It’s a little bit like this: Imagine that you were born in Alaska, learned to wear heavy clothes and multiple layers. It was a solution that was necessary and one that worked. If you continue to live in Alaska, you will find success if you use the same solution forever. But, should you move to South Florida and operate by the same set of internalized rules, now you will have quite a problem!

Childhood solutions only are useful to adults if you continue to live in circumstances similar to your childhood. But, by definition, most of us live in different circumstances. We are not any longer so small and defenseless, so unworldly and innocent. We now have much more capability to change the world around us. Unfortunately, some of us don’t know it.

Are you doing the same things that you did as a kid, using solutions that haven’t solved anything for a while? Are you suppressing emotions because that  was a good strategy in an uncaring childhood home? Are you still afraid of situations that resemble your early life challenges? Do you still avoid difficulties, never having figured out how to face them?

It’s worth taking an inventory of your early life and, even more importantly, your current life.  Look frankly at what did or didn’t work as a kid (and what does or doesn’t work now), asking yourself whether youthful difficulties produced a way of being that isn’t helpful. If you keep using failed solutions, you will likely continue to experience failure. Most of our problems are patient. They wait for us to recognize them and then to solve them. They can wait a lifetime.

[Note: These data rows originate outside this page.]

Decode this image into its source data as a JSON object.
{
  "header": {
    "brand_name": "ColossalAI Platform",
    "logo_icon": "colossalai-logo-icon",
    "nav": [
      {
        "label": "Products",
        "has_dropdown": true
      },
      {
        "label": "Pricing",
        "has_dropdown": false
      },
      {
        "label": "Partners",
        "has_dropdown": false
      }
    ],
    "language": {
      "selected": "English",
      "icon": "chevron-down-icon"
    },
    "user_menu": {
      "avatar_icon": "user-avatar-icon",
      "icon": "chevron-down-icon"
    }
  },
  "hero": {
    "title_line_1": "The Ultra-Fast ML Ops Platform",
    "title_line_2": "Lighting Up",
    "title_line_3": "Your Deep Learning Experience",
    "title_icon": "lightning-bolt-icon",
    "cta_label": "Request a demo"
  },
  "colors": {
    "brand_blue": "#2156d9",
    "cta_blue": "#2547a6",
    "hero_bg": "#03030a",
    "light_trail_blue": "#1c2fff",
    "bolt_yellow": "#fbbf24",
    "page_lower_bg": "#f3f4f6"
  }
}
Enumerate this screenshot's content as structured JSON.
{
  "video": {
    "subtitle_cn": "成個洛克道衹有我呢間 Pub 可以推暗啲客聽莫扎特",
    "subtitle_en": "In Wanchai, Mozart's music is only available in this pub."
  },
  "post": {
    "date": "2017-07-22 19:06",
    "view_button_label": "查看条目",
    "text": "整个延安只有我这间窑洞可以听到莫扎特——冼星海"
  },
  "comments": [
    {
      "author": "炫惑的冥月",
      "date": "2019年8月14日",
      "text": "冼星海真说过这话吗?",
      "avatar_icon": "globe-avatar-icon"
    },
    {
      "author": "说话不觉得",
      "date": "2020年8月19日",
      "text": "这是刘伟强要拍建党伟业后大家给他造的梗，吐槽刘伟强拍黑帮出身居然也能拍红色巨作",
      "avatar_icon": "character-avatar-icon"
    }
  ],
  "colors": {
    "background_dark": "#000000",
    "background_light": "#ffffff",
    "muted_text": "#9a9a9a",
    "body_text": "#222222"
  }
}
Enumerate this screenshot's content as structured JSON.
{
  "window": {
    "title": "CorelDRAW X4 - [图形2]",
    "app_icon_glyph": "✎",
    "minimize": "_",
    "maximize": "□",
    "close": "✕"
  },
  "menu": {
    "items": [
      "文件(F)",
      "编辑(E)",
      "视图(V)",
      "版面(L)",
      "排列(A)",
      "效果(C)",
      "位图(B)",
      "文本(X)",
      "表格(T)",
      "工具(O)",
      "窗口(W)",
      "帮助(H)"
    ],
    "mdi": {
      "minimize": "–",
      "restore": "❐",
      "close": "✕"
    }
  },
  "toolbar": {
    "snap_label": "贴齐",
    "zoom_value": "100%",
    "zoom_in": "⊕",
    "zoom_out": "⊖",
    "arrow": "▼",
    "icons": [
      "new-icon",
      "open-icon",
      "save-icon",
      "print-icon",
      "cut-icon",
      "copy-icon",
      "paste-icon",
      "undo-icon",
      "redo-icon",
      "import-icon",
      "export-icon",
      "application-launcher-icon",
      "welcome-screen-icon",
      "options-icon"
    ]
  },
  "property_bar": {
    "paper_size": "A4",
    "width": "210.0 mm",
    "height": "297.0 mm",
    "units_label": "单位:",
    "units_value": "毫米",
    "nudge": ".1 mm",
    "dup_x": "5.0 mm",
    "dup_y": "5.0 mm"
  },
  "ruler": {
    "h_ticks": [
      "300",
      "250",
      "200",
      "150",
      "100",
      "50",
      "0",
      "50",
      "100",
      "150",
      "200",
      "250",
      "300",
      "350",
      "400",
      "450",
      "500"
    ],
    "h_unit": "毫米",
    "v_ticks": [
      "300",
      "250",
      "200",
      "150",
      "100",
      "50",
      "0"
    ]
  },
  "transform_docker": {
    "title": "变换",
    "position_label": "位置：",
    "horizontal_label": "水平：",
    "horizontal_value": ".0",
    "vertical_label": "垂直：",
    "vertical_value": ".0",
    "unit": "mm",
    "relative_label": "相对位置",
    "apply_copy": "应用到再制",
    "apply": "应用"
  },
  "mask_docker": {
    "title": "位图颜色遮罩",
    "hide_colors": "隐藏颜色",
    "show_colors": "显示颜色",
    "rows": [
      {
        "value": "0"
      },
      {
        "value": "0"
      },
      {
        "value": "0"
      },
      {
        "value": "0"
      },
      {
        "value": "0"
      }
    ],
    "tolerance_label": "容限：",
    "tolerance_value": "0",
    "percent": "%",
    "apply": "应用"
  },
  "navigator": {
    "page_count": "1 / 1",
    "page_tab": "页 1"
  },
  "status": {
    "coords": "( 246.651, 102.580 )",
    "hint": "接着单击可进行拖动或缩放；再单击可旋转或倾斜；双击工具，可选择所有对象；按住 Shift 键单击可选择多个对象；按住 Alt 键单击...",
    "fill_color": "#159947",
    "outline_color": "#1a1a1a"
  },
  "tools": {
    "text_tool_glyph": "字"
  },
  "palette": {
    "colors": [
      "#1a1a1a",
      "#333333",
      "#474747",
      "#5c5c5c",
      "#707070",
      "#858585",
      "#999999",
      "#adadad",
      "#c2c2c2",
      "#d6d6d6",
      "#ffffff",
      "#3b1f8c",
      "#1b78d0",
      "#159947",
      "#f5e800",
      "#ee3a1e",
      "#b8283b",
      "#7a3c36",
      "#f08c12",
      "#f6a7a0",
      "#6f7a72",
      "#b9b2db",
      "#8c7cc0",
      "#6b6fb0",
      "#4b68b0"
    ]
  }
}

Is that how you want to spend the rest of your life, making the same mistakes, accepting less than what might be possible and good for you? If you are willing to wait in that way, don’t call a therapist; you are too patient and not sufficiently motivated to change. But if you are beginning to be aware of how unsatisfying your way of living is and have the courage to face that fact, do call. That’s what therapists are there for.